Donald Wells was a brakeman for the Pittsburgh and Lake Erie railroad for nine years until he was furloughed when the steel factories shut down after the Wall street crash. He had done casual construction work since then, travelling as far as Tennessee for a structural iron job, and he’d served a little time in the workhouse for larceny and burglary. He had a wife, but had been sleeping in his car for the past while.
In May 1932, Donald and a man named William Thompson left Pittsburgh and headed west, taking with them a set of safe-cracking tools and a couple of guns. They ran out of gas in New Castle, with only 40 cents between them. Around one in the morning, they climbed onto a low-roofed building behind the Diamond and jemmied the window of a second-floor toilet at the rear of Haney’s furniture store. They found a safe in an office on the floor below.
A patrolman walking in the alley behind the store heard the sound of a hammer striking steel. More police came, and two of them climbed through the toilet window, which was still propped open.
Donald and William had broken off the safe’s combination dial but were still trying to open the door when they realised someone was inside with them. They hid their guns in the office and ran upstairs, where they wrapped their chisels and drills in a towel and stuffed them behind a toilet before finding a way into an upper floor of the neighboring building. A stairway led them down to the street, a few doors away from where two patrolmen were waiting outside the Haney store.
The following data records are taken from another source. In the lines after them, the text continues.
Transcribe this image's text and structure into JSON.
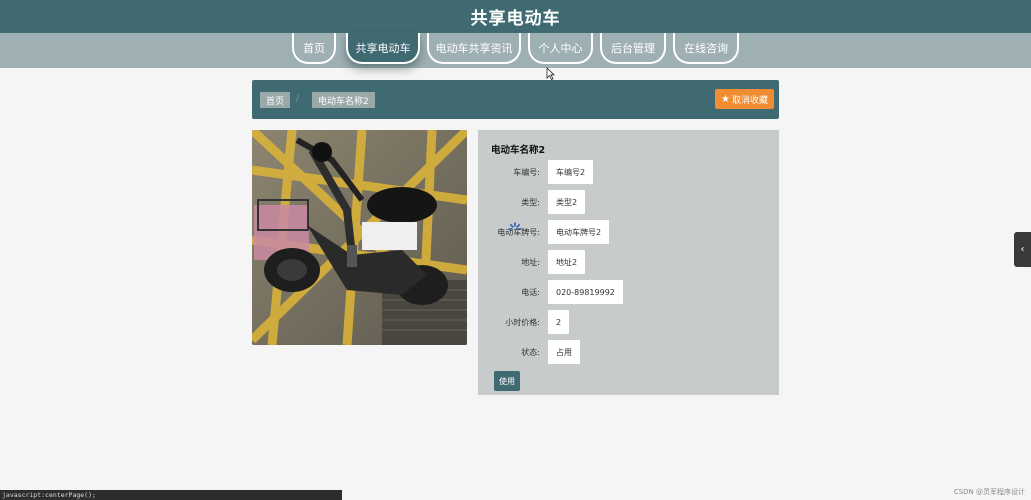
{
  "header": {
    "title": "共享电动车"
  },
  "nav": {
    "items": [
      {
        "label": "首页"
      },
      {
        "label": "共享电动车"
      },
      {
        "label": "电动车共享资讯"
      },
      {
        "label": "个人中心"
      },
      {
        "label": "后台管理"
      },
      {
        "label": "在线咨询"
      }
    ],
    "active_index": 1
  },
  "breadcrumb": {
    "home": "首页",
    "separator": "/",
    "current": "电动车名称2"
  },
  "actions": {
    "favorite_label": "取消收藏",
    "use_label": "使用"
  },
  "detail": {
    "title": "电动车名称2",
    "fields": [
      {
        "label": "车编号:",
        "value": "车编号2"
      },
      {
        "label": "类型:",
        "value": "类型2"
      },
      {
        "label": "电动车牌号:",
        "value": "电动车牌号2"
      },
      {
        "label": "地址:",
        "value": "地址2"
      },
      {
        "label": "电话:",
        "value": "020-89819992"
      },
      {
        "label": "小时价格:",
        "value": "2"
      },
      {
        "label": "状态:",
        "value": "占用"
      }
    ]
  },
  "status_bar": "javascript:centerPage();",
  "watermark": "CSDN @灵军程序设计",
  "colors": {
    "primary": "#3f6a71",
    "nav_bg": "#9fb0b4",
    "accent": "#f08c32",
    "panel": "#c7cbcb"
  }
}
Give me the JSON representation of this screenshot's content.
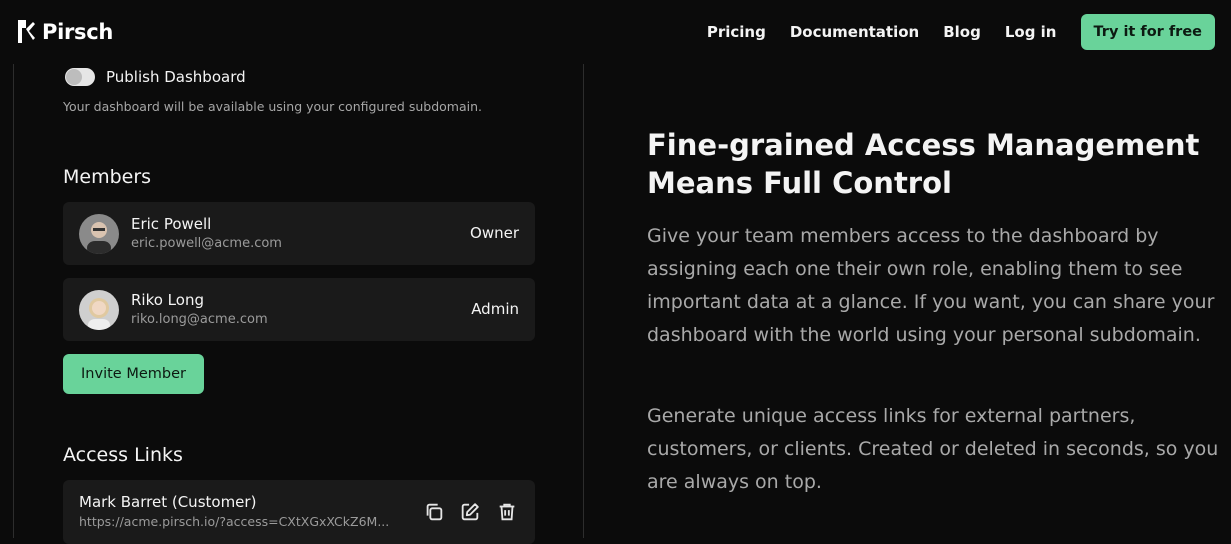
{
  "header": {
    "brand": "Pirsch",
    "nav": [
      "Pricing",
      "Documentation",
      "Blog",
      "Log in"
    ],
    "cta": "Try it for free"
  },
  "publish": {
    "label": "Publish Dashboard",
    "hint": "Your dashboard will be available using your configured subdomain.",
    "enabled": false
  },
  "members": {
    "title": "Members",
    "items": [
      {
        "name": "Eric Powell",
        "email": "eric.powell@acme.com",
        "role": "Owner"
      },
      {
        "name": "Riko Long",
        "email": "riko.long@acme.com",
        "role": "Admin"
      }
    ],
    "invite_label": "Invite Member"
  },
  "access_links": {
    "title": "Access Links",
    "items": [
      {
        "name": "Mark Barret (Customer)",
        "url": "https://acme.pirsch.io/?access=CXtXGxXCkZ6M..."
      }
    ],
    "actions": [
      "copy-icon",
      "edit-icon",
      "delete-icon"
    ]
  },
  "feature": {
    "headline": "Fine-grained Access Management Means Full Control",
    "paragraphs": [
      "Give your team members access to the dashboard by assigning each one their own role, enabling them to see important data at a glance. If you want, you can share your dashboard with the world using your personal subdomain.",
      "Generate unique access links for external partners, customers, or clients. Created or deleted in seconds, so you are always on top."
    ]
  },
  "colors": {
    "background": "#0b0b0b",
    "accent": "#69d39a",
    "card": "#1a1a1a",
    "muted_text": "#a9a9a9"
  }
}
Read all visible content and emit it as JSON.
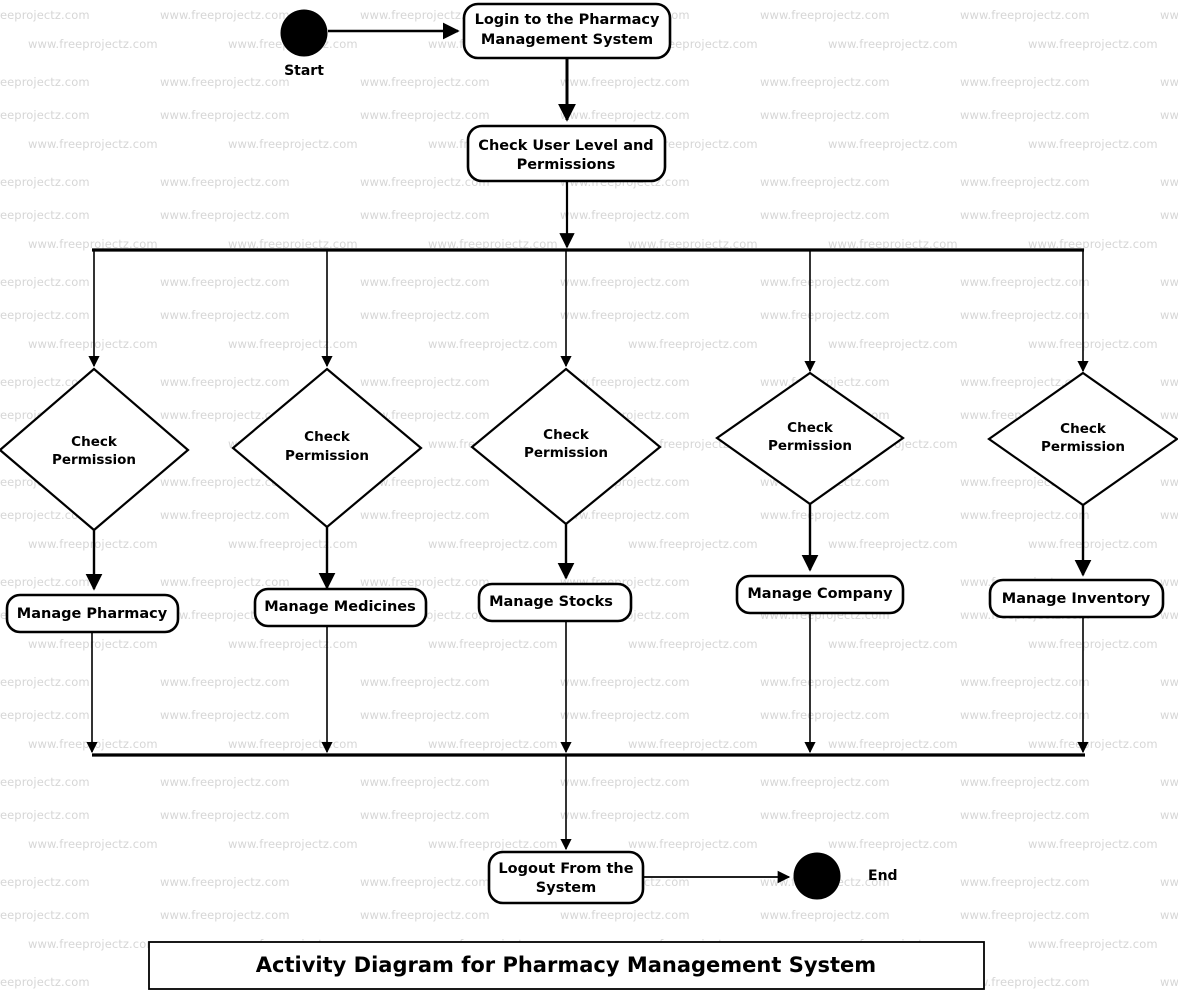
{
  "diagram": {
    "title": "Activity Diagram for Pharmacy Management System",
    "type": "uml-activity-diagram",
    "background_color": "#ffffff",
    "line_color": "#000000",
    "watermark": {
      "text": "www.freeprojectz.com",
      "color": "#d6d6d6"
    },
    "terminals": {
      "start_label": "Start",
      "end_label": "End"
    },
    "activities": {
      "login": "Login to the Pharmacy Management System",
      "check_user": "Check User Level and Permissions",
      "logout": "Logout From the System",
      "manage_pharmacy": "Manage Pharmacy",
      "manage_medicines": "Manage Medicines",
      "manage_stocks": "Manage Stocks",
      "manage_company": "Manage Company",
      "manage_inventory": "Manage Inventory"
    },
    "decisions": {
      "d1_line1": "Check",
      "d1_line2": "Permission",
      "d2_line1": "Check",
      "d2_line2": "Permission",
      "d3_line1": "Check",
      "d3_line2": "Permission",
      "d4_line1": "Check",
      "d4_line2": "Permission",
      "d5_line1": "Check",
      "d5_line2": "Permission"
    },
    "login_lines": {
      "l1": "Login to the Pharmacy",
      "l2": "Management System"
    },
    "check_user_lines": {
      "l1": "Check User Level and",
      "l2": "Permissions"
    },
    "logout_lines": {
      "l1": "Logout From the",
      "l2": "System"
    }
  }
}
The police chased them back and forth across the Diamond for a while. When they started shooting, Donald and William ran into the alleys behind the buildings. They ended up in the parking lot of the Leslie hotel, with police at every exit. Donald was discovered behind a box; William behind the garbage can at the hotel’s kitchen door.
Donald served two-and-a-half years in the Western penitentiary. He was arrested again within months of his release, trying to rob the safe of the Goodrich filling station in Mount Lebanon. He got another six years, which kept him inside until 1941. By 1944, he was part of a group of safe-crackers who worked across western Pennsylvania. The police called them the hammer-and-pin gang. They did a couple of jobs a month, taking around $70,000 a year, and spent the money in gambling joints in Pittsburgh.
At four o’clock on a spring morning in 1947, Donald and another member of the gang, John Romito, broke into the Ramsey garage in Zelienople and set about opening the safe. The noise woke the apprentice mechanic, who had a room upstairs. He telephoned the owner, Arthur Ramsey, who got his gun and drove over. Donald heard the car pull up outside. He shot at Ramsey when he entered, hitting him in the hip. Ramsey fired back. They shot at each other until they ran out of bullets, then Donald and John ran outside.
Donald had been shot in his mouth and chest. He stumbled into ditch a few yards outside the garage. The police found him there, choking as he struggled to breathe. He died without saying a word, still holding his gun.
John was picked up on route 68 a few hours later. After he was jailed—he got ten to twenty years—the police arrested the other gang members. He testified against them in court, saying that he wanted to tell the truth so he could square himself with his religion. He died of a brain tumor in 1961 at the age of seventy.
Sources: New Castle News (31 May 1932, “Police Foil Robbery”; 4 June 1932, “Pair Caught By Police After Chase In Streets Held For Court Trial”; 21 June 1932, “Trio Of Bandits Given Sentences To Penitentiary”; 2 April 1947, “Police Here Caught Wells Back In 1932”); Pittsburgh Press, 1 April 1947, “Zelienople Garageman Kills Safe Thief”; Kane Republican, 1 April 1947, “Gun Battle So Hot Vet Starts Praying; One Man Is Slain”; Connellsville Daily Courier, 20 February 1948, “Four Charged With Cracking Safes”; Pittsburgh Post-Gazette, 20 April 1950, “Safe-Cracker Suspect Freed”).